An EIA report this morning highlighted the growth in bio-mass-based diesel imports into the U.S. last year, even as total diesel consumption dropped sharply due to COVID lockdowns. Renewable diesel accounted for 60% of those imports, with all of that product coming from Singapore. Exports of biodiesel – most of which go to Canada – were also up in 2020, and there’s likely to be increased competition from buyers as Canada’s clean fuels program goes into effect next year.
Discussion On Environmental Pressure Businesses Face
It’s a quiet start to the week as oil and refined products trading modestly lower this morning, after moving modestly higher overnight. A weak finish on Friday took away the upward momentum in what was an otherwise strong week that suggests from a technical perspective, energy contracts are poised to make an attempt at new highs for the year.
Money managers are looking more bullish after adding to net length in most of the petroleum contracts last week through a combination of new long positions, and covering old shorts. As has been the case for the past several months however, the size of the position changes was minimal on the week, suggesting that the large speculators aren’t ready to make big wagers in either direction at this point. Both the U.S. and European diesel contracts saw heavy short covering as prices approached new highs for the year last week, and the Gasoil contract reached its highest net length held by money managers since September 2019.

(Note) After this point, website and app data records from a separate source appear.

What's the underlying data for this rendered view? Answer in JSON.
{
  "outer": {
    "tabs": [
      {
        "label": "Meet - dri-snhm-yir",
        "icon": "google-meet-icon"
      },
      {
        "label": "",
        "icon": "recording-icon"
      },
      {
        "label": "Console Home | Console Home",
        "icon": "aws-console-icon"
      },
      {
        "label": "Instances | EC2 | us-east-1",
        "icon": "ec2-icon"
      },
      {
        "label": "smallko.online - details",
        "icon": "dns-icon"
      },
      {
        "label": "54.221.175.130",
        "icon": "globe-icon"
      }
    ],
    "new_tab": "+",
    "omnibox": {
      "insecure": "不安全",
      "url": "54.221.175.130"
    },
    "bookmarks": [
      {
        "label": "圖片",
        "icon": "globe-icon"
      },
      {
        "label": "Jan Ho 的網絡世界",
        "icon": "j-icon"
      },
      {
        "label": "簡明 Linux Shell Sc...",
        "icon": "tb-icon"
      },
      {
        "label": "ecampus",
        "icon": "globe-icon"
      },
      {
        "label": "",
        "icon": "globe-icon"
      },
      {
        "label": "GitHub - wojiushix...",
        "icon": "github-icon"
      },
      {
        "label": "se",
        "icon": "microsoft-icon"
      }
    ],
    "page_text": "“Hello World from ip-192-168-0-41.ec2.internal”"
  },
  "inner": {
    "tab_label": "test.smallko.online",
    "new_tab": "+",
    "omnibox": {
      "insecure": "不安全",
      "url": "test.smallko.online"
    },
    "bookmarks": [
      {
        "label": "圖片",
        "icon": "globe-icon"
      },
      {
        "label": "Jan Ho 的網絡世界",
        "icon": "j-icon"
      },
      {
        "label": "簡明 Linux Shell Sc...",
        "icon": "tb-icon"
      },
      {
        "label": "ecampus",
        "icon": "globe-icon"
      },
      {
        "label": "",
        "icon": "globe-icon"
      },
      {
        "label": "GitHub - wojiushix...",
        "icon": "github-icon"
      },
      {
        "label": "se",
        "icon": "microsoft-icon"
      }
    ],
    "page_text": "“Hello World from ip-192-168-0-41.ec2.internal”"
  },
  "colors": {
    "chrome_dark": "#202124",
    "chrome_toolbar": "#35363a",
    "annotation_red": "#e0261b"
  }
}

Baker Hughes reported one less oil rig was operating in the U.S. last week, marking a second straight single-rig decline in their weekly count after six-months of steady increases. The Permian basin dropped three rigs last week, while other shale plays added a net of two.
The Berkshire Hathaway annual meeting this weekend named an eventual successor to the Oracle of Omaha, and included plenty of discussion on the mounting environmental pressure faced by businesses today. When asked about the companies large stake in Chevron, Buffet responded by saying (in part), “I do think the world is moving away from hydrocarbons….I will not be uncomfortable about being in the oil business…[the world is going to] need a lot of hydrocarbons for a long time”, and that he was glad that “we've got them. I think Chevron has benefitted societies in all kinds of ways, and I think it will continue to."